• Data excerpts:
%%

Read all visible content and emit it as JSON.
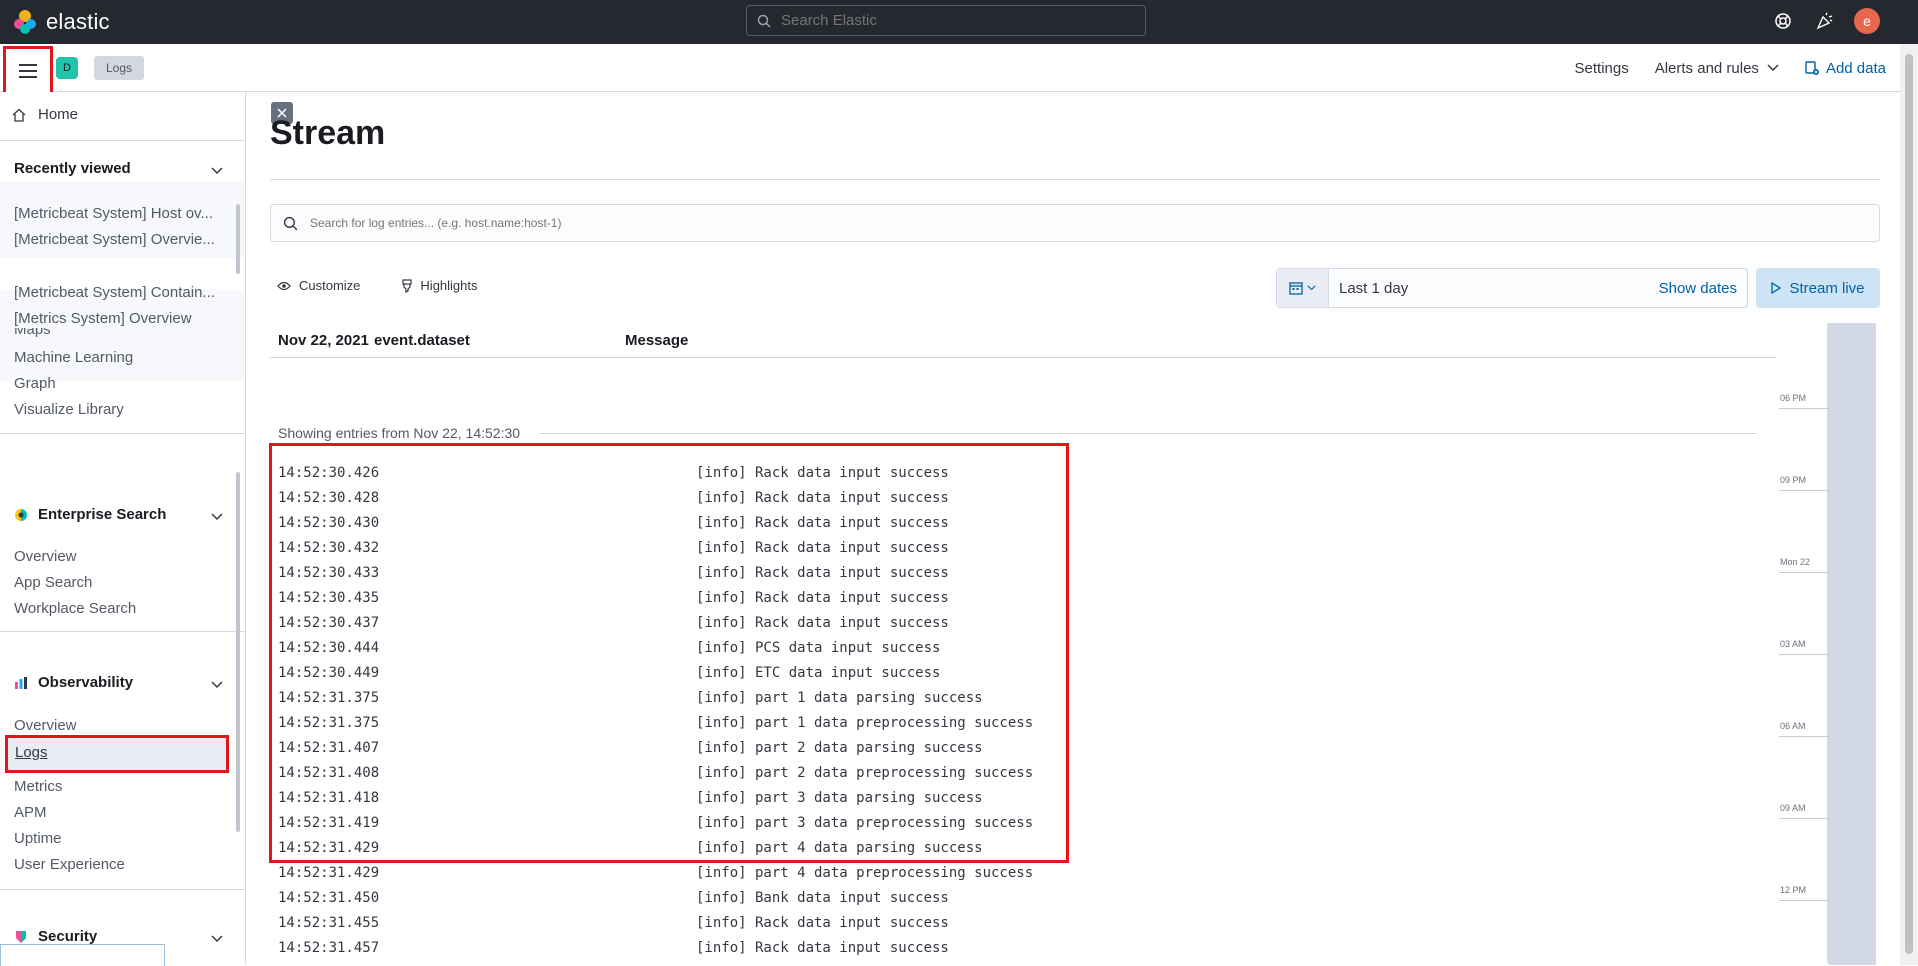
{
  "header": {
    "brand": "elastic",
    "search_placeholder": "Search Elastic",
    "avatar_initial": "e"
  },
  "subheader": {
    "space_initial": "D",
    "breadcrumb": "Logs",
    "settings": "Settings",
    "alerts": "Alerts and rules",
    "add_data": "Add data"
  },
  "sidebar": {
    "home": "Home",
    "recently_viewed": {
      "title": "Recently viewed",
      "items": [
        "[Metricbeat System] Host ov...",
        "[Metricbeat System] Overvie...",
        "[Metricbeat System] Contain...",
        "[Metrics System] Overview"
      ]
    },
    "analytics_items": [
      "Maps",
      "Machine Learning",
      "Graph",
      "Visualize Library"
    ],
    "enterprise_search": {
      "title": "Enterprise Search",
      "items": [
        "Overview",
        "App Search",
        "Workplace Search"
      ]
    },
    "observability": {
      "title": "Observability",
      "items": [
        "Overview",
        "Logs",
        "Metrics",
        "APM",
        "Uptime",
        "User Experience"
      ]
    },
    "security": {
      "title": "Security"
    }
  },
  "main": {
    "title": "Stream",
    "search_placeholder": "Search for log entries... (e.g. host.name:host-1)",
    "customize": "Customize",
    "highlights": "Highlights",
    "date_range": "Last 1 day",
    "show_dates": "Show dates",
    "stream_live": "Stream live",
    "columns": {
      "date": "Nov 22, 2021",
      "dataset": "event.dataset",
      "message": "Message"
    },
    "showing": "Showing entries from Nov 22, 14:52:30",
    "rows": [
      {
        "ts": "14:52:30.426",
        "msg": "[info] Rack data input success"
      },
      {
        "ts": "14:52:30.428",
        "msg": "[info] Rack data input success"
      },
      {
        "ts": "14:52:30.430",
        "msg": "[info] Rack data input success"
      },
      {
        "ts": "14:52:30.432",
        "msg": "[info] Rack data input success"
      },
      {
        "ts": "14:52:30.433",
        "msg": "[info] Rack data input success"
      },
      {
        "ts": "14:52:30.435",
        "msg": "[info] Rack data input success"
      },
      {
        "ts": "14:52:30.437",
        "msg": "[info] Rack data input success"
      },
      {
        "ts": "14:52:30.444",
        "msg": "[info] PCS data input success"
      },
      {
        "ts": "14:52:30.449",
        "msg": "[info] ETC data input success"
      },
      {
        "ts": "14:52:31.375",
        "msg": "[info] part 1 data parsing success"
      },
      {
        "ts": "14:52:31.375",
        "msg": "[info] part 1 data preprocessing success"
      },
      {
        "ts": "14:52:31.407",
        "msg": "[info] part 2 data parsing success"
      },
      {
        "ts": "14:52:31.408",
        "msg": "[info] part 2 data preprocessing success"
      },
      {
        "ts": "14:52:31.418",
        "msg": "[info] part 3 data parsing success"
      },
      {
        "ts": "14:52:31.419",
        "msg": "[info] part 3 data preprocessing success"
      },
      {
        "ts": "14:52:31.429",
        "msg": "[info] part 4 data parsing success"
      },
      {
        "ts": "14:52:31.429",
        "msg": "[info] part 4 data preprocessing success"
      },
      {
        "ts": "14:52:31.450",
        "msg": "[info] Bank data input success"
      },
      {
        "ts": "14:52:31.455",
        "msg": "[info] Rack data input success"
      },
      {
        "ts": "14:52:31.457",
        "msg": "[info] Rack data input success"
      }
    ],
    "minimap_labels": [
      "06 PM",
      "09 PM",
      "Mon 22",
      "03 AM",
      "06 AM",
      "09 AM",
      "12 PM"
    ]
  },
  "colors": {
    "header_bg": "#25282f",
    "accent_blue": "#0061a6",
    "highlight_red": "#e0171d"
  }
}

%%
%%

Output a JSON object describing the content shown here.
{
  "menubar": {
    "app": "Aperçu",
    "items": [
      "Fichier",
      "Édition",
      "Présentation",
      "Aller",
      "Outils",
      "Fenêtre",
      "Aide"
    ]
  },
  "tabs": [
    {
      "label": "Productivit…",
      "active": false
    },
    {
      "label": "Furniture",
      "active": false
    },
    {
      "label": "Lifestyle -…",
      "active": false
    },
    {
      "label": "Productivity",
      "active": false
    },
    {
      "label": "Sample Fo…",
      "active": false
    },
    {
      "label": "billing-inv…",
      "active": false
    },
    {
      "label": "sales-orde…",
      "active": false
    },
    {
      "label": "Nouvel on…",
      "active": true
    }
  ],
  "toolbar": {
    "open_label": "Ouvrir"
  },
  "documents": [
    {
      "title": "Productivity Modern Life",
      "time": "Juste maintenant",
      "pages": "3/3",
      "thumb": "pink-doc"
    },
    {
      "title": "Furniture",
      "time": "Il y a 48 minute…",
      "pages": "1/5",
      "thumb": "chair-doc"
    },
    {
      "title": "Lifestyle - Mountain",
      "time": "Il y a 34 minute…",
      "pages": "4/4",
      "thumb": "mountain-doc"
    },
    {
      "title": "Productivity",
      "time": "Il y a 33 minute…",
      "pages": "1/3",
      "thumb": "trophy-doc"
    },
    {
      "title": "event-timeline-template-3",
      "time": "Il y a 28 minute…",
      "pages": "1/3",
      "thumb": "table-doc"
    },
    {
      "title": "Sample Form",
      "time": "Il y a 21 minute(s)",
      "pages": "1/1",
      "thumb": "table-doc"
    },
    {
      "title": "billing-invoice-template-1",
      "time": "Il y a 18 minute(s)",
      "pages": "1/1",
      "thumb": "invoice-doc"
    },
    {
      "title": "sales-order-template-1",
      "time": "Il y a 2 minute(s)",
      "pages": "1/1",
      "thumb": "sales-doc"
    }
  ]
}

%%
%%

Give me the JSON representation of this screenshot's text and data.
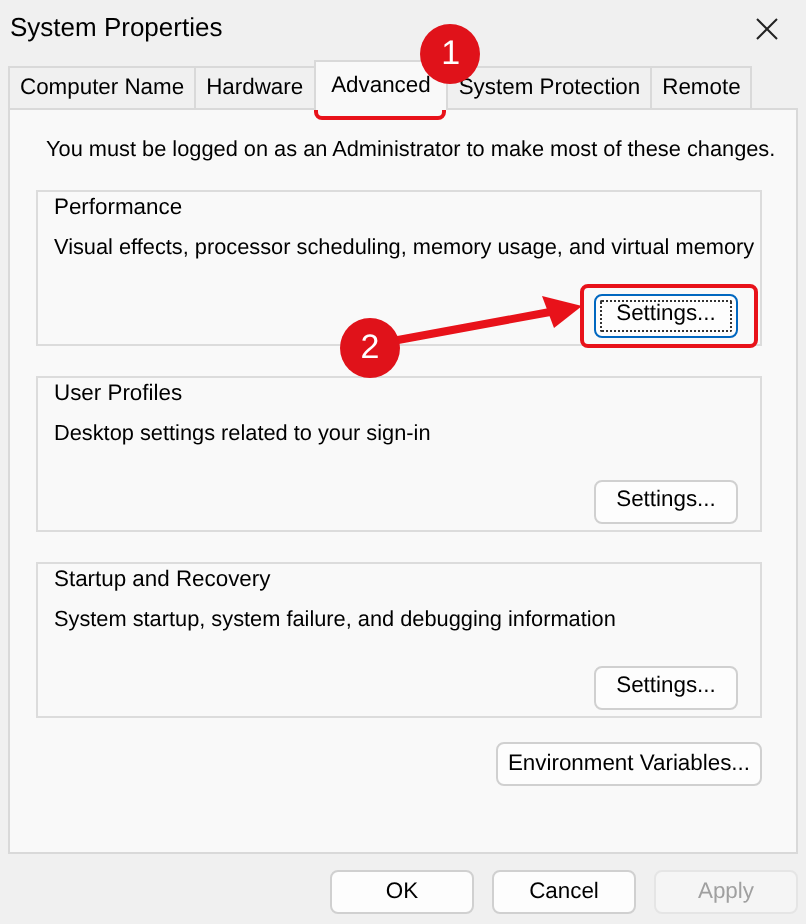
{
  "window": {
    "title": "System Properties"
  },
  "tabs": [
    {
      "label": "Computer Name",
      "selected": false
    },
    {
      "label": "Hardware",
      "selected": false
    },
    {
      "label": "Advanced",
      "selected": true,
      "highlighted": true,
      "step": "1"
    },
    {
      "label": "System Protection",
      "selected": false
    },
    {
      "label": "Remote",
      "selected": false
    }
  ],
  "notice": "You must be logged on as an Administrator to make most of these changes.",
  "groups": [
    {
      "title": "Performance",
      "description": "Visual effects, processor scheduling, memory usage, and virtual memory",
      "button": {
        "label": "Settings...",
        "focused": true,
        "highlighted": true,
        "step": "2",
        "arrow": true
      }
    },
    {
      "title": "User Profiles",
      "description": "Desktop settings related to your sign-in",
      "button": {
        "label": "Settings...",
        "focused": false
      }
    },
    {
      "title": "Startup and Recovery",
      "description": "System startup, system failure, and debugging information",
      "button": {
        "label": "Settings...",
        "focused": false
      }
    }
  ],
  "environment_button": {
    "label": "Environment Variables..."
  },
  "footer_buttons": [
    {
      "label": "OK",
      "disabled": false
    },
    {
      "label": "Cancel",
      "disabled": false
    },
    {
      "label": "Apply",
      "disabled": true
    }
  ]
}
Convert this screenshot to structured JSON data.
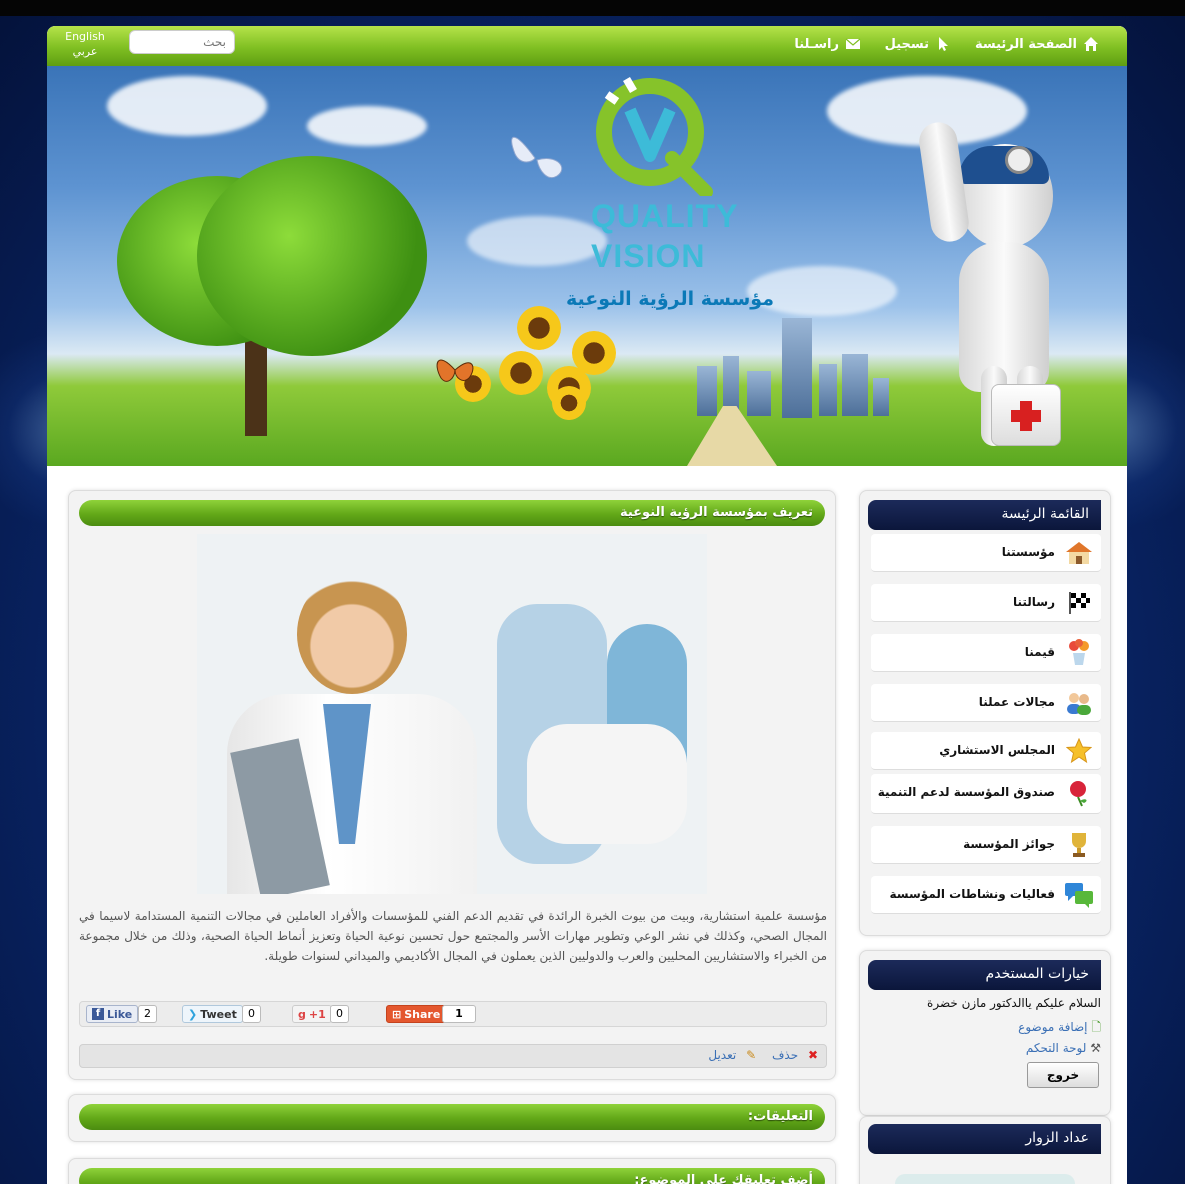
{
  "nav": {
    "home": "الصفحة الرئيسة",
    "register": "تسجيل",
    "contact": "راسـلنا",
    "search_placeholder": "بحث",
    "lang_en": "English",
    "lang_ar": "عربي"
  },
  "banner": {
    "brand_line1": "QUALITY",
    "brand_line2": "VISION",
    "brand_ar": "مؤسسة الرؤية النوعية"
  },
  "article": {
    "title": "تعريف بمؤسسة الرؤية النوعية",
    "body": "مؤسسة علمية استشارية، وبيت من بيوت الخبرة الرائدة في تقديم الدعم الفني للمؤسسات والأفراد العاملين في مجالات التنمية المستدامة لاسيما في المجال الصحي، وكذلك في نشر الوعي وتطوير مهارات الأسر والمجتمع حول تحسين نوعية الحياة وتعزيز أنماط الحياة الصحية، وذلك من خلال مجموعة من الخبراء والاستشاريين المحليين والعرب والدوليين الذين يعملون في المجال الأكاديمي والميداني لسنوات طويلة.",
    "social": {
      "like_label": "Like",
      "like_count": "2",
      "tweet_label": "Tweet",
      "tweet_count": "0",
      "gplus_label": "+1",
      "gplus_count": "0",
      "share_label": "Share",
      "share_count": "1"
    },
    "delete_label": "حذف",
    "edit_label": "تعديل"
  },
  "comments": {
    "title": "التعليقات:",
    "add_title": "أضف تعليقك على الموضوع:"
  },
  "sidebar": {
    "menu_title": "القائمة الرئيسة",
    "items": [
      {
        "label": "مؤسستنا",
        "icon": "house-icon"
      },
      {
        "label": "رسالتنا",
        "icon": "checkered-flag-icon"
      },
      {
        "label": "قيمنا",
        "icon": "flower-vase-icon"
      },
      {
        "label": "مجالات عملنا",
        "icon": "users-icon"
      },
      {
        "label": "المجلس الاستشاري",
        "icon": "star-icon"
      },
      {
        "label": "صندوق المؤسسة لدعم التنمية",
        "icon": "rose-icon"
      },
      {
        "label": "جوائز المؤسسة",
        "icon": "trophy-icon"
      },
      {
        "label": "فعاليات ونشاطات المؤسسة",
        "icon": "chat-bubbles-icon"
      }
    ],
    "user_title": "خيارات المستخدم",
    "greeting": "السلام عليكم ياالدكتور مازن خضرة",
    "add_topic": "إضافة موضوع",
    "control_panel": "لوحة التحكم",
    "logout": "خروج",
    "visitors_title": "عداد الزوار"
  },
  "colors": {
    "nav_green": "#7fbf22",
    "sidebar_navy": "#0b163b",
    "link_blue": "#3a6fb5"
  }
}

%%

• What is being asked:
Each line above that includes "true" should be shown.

• Expected answer:
      "active": true
      "selected": true,
      "highlighted": true,
        "focused": true,
        "highlighted": true,
        "arrow": true
      "disabled": true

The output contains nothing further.